[Directions]:
The result should be all the records, exact and complete, without a single picture.

[Data to examine]:
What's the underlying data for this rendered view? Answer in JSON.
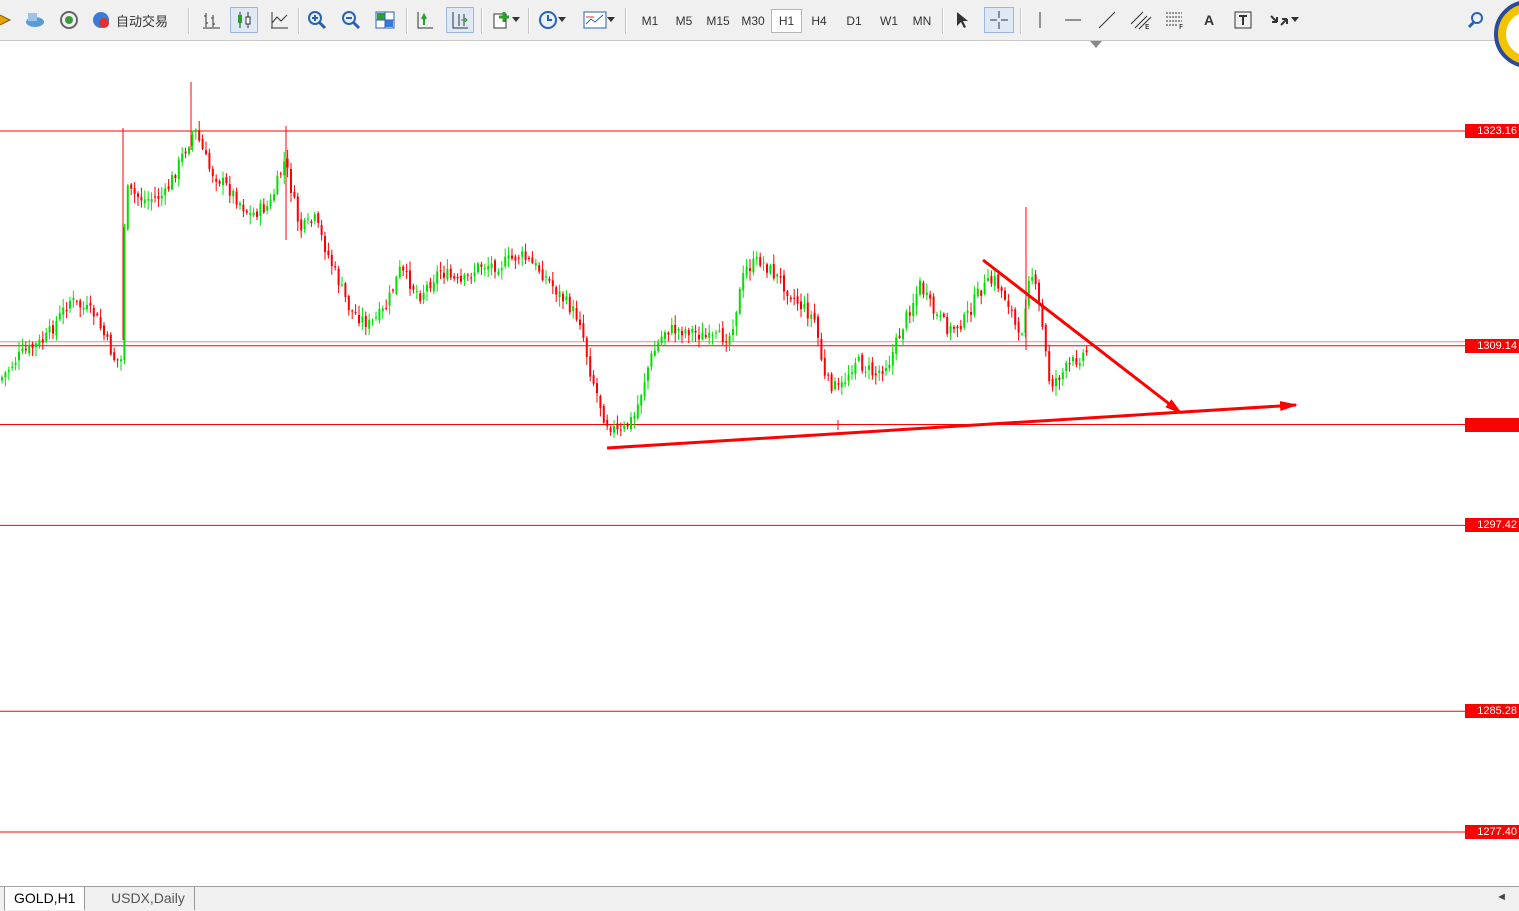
{
  "toolbar": {
    "auto_trading_label": "自动交易",
    "timeframes": [
      "M1",
      "M5",
      "M15",
      "M30",
      "H1",
      "H4",
      "D1",
      "W1",
      "MN"
    ],
    "active_timeframe": "H1",
    "text_tool_label": "A"
  },
  "chart": {
    "symbol": "GOLD",
    "timeframe": "H1",
    "bull_color": "#00e000",
    "bear_color": "#ff0000",
    "line_color": "#ff0000",
    "price_levels": [
      {
        "price": 1323.16,
        "label": "1323.16"
      },
      {
        "price": 1309.14,
        "label": "1309.14"
      },
      {
        "price": 1304.0,
        "label": ""
      },
      {
        "price": 1297.42,
        "label": "1297.42"
      },
      {
        "price": 1285.28,
        "label": "1285.28"
      },
      {
        "price": 1277.4,
        "label": "1277.40"
      }
    ]
  },
  "tabs": [
    {
      "label": "GOLD,H1",
      "active": true
    },
    {
      "label": "USDX,Daily",
      "active": false
    }
  ]
}
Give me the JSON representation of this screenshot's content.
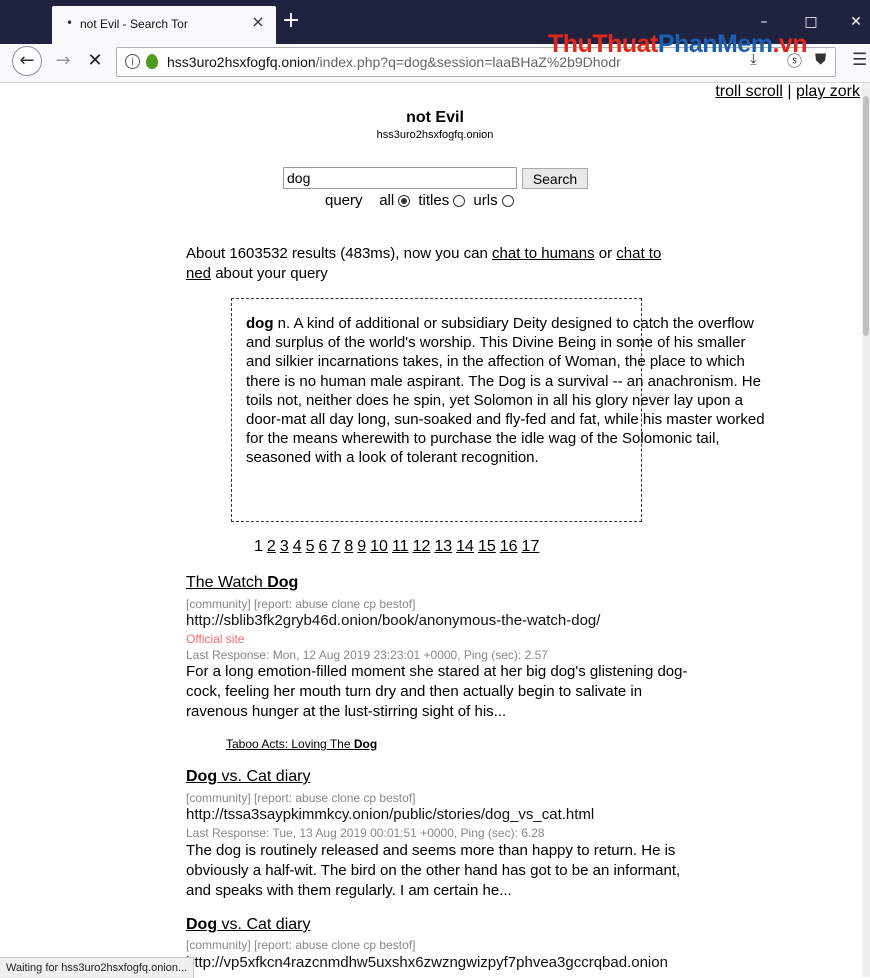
{
  "browser": {
    "tab_title": "not Evil - Search Tor",
    "tab_close": "×",
    "new_tab": "+",
    "window_controls": {
      "minimize": "–",
      "maximize": "□",
      "close": "✕"
    },
    "url_host": "hss3uro2hsxfogfq.onion",
    "url_path": "/index.php?q=dog&session=laaBHaZ%2b9Dhodr",
    "watermark_a": "ThuThuat",
    "watermark_b": "PhanMem",
    "watermark_c": ".vn",
    "status_text": "Waiting for hss3uro2hsxfogfq.onion..."
  },
  "toplinks": {
    "troll": "troll scroll",
    "sep": "|",
    "zork": "play zork"
  },
  "site": {
    "title": "not Evil",
    "subtitle": "hss3uro2hsxfogfq.onion"
  },
  "search": {
    "value": "dog",
    "button": "Search",
    "query_label": "query",
    "opt_all": "all",
    "opt_titles": "titles",
    "opt_urls": "urls",
    "selected": "all"
  },
  "about": {
    "prefix": "About 1603532 results (483ms), now you can",
    "chat_humans": "chat to humans",
    "or": "or",
    "chat_ned": "chat to ned",
    "suffix": "about your query"
  },
  "definition": {
    "term": "dog",
    "text": "n. A kind of additional or subsidiary Deity designed to catch the overflow and surplus of the world's worship. This Divine Being in some of his smaller and silkier incarnations takes, in the affection of Woman, the place to which there is no human male aspirant. The Dog is a survival -- an anachronism. He toils not, neither does he spin, yet Solomon in all his glory never lay upon a door-mat all day long, sun-soaked and fly-fed and fat, while his master worked for the means wherewith to purchase the idle wag of the Solomonic tail, seasoned with a look of tolerant recognition."
  },
  "pagination": {
    "current": "1",
    "pages": [
      "2",
      "3",
      "4",
      "5",
      "6",
      "7",
      "8",
      "9",
      "10",
      "11",
      "12",
      "13",
      "14",
      "15",
      "16",
      "17"
    ]
  },
  "results": [
    {
      "title_pre": "The Watch ",
      "title_bold": "Dog",
      "title_post": "",
      "meta": "[community] [report: abuse clone cp bestof]",
      "url": "http://sblib3fk2gryb46d.onion/book/anonymous-the-watch-dog/",
      "official": "Official site",
      "response": "Last Response: Mon, 12 Aug 2019 23:23:01 +0000, Ping (sec): 2.57",
      "snippet": "For a long emotion-filled moment she stared at her big dog's glistening dog-cock, feeling her mouth turn dry and then actually begin to salivate in ravenous hunger at the lust-stirring sight of his...",
      "sub_link_pre": "Taboo Acts: Loving The ",
      "sub_link_bold": "Dog"
    },
    {
      "title_pre": "",
      "title_bold": "Dog",
      "title_post": " vs. Cat diary",
      "meta": "[community] [report: abuse clone cp bestof]",
      "url": "http://tssa3saypkimmkcy.onion/public/stories/dog_vs_cat.html",
      "response": "Last Response: Tue, 13 Aug 2019 00:01:51 +0000, Ping (sec): 6.28",
      "snippet": "The dog is routinely released and seems more than happy to return. He is obviously a half-wit. The bird on the other hand has got to be an informant, and speaks with them regularly. I am certain he..."
    },
    {
      "title_pre": "",
      "title_bold": "Dog",
      "title_post": " vs. Cat diary",
      "meta": "[community] [report: abuse clone cp bestof]",
      "url": "http://vp5xfkcn4razcnmdhw5uxshx6zwzngwizpyf7phvea3gccrqbad.onion"
    }
  ]
}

[Output of the exercise]:
What's the underlying data for this rendered view? Answer in JSON.
{
  "toolbar": {
    "auto_trading_label": "自动交易",
    "timeframes": [
      "M1",
      "M5",
      "M15",
      "M30",
      "H1",
      "H4",
      "D1",
      "W1",
      "MN"
    ],
    "active_timeframe": "H1",
    "text_tool_label": "A"
  },
  "chart": {
    "symbol": "GOLD",
    "timeframe": "H1",
    "bull_color": "#00e000",
    "bear_color": "#ff0000",
    "line_color": "#ff0000",
    "price_levels": [
      {
        "price": 1323.16,
        "label": "1323.16"
      },
      {
        "price": 1309.14,
        "label": "1309.14"
      },
      {
        "price": 1304.0,
        "label": ""
      },
      {
        "price": 1297.42,
        "label": "1297.42"
      },
      {
        "price": 1285.28,
        "label": "1285.28"
      },
      {
        "price": 1277.4,
        "label": "1277.40"
      }
    ]
  },
  "tabs": [
    {
      "label": "GOLD,H1",
      "active": true
    },
    {
      "label": "USDX,Daily",
      "active": false
    }
  ]
}
Give me the JSON representation of this screenshot's content.
{
  "browser": {
    "tab_title": "not Evil - Search Tor",
    "tab_close": "×",
    "new_tab": "+",
    "window_controls": {
      "minimize": "–",
      "maximize": "□",
      "close": "✕"
    },
    "url_host": "hss3uro2hsxfogfq.onion",
    "url_path": "/index.php?q=dog&session=laaBHaZ%2b9Dhodr",
    "watermark_a": "ThuThuat",
    "watermark_b": "PhanMem",
    "watermark_c": ".vn",
    "status_text": "Waiting for hss3uro2hsxfogfq.onion..."
  },
  "toplinks": {
    "troll": "troll scroll",
    "sep": "|",
    "zork": "play zork"
  },
  "site": {
    "title": "not Evil",
    "subtitle": "hss3uro2hsxfogfq.onion"
  },
  "search": {
    "value": "dog",
    "button": "Search",
    "query_label": "query",
    "opt_all": "all",
    "opt_titles": "titles",
    "opt_urls": "urls",
    "selected": "all"
  },
  "about": {
    "prefix": "About 1603532 results (483ms), now you can",
    "chat_humans": "chat to humans",
    "or": "or",
    "chat_ned": "chat to ned",
    "suffix": "about your query"
  },
  "definition": {
    "term": "dog",
    "text": "n. A kind of additional or subsidiary Deity designed to catch the overflow and surplus of the world's worship. This Divine Being in some of his smaller and silkier incarnations takes, in the affection of Woman, the place to which there is no human male aspirant. The Dog is a survival -- an anachronism. He toils not, neither does he spin, yet Solomon in all his glory never lay upon a door-mat all day long, sun-soaked and fly-fed and fat, while his master worked for the means wherewith to purchase the idle wag of the Solomonic tail, seasoned with a look of tolerant recognition."
  },
  "pagination": {
    "current": "1",
    "pages": [
      "2",
      "3",
      "4",
      "5",
      "6",
      "7",
      "8",
      "9",
      "10",
      "11",
      "12",
      "13",
      "14",
      "15",
      "16",
      "17"
    ]
  },
  "results": [
    {
      "title_pre": "The Watch ",
      "title_bold": "Dog",
      "title_post": "",
      "meta": "[community] [report: abuse clone cp bestof]",
      "url": "http://sblib3fk2gryb46d.onion/book/anonymous-the-watch-dog/",
      "official": "Official site",
      "response": "Last Response: Mon, 12 Aug 2019 23:23:01 +0000, Ping (sec): 2.57",
      "snippet": "For a long emotion-filled moment she stared at her big dog's glistening dog-cock, feeling her mouth turn dry and then actually begin to salivate in ravenous hunger at the lust-stirring sight of his...",
      "sub_link_pre": "Taboo Acts: Loving The ",
      "sub_link_bold": "Dog"
    },
    {
      "title_pre": "",
      "title_bold": "Dog",
      "title_post": " vs. Cat diary",
      "meta": "[community] [report: abuse clone cp bestof]",
      "url": "http://tssa3saypkimmkcy.onion/public/stories/dog_vs_cat.html",
      "response": "Last Response: Tue, 13 Aug 2019 00:01:51 +0000, Ping (sec): 6.28",
      "snippet": "The dog is routinely released and seems more than happy to return. He is obviously a half-wit. The bird on the other hand has got to be an informant, and speaks with them regularly. I am certain he..."
    },
    {
      "title_pre": "",
      "title_bold": "Dog",
      "title_post": " vs. Cat diary",
      "meta": "[community] [report: abuse clone cp bestof]",
      "url": "http://vp5xfkcn4razcnmdhw5uxshx6zwzngwizpyf7phvea3gccrqbad.onion"
    }
  ]
}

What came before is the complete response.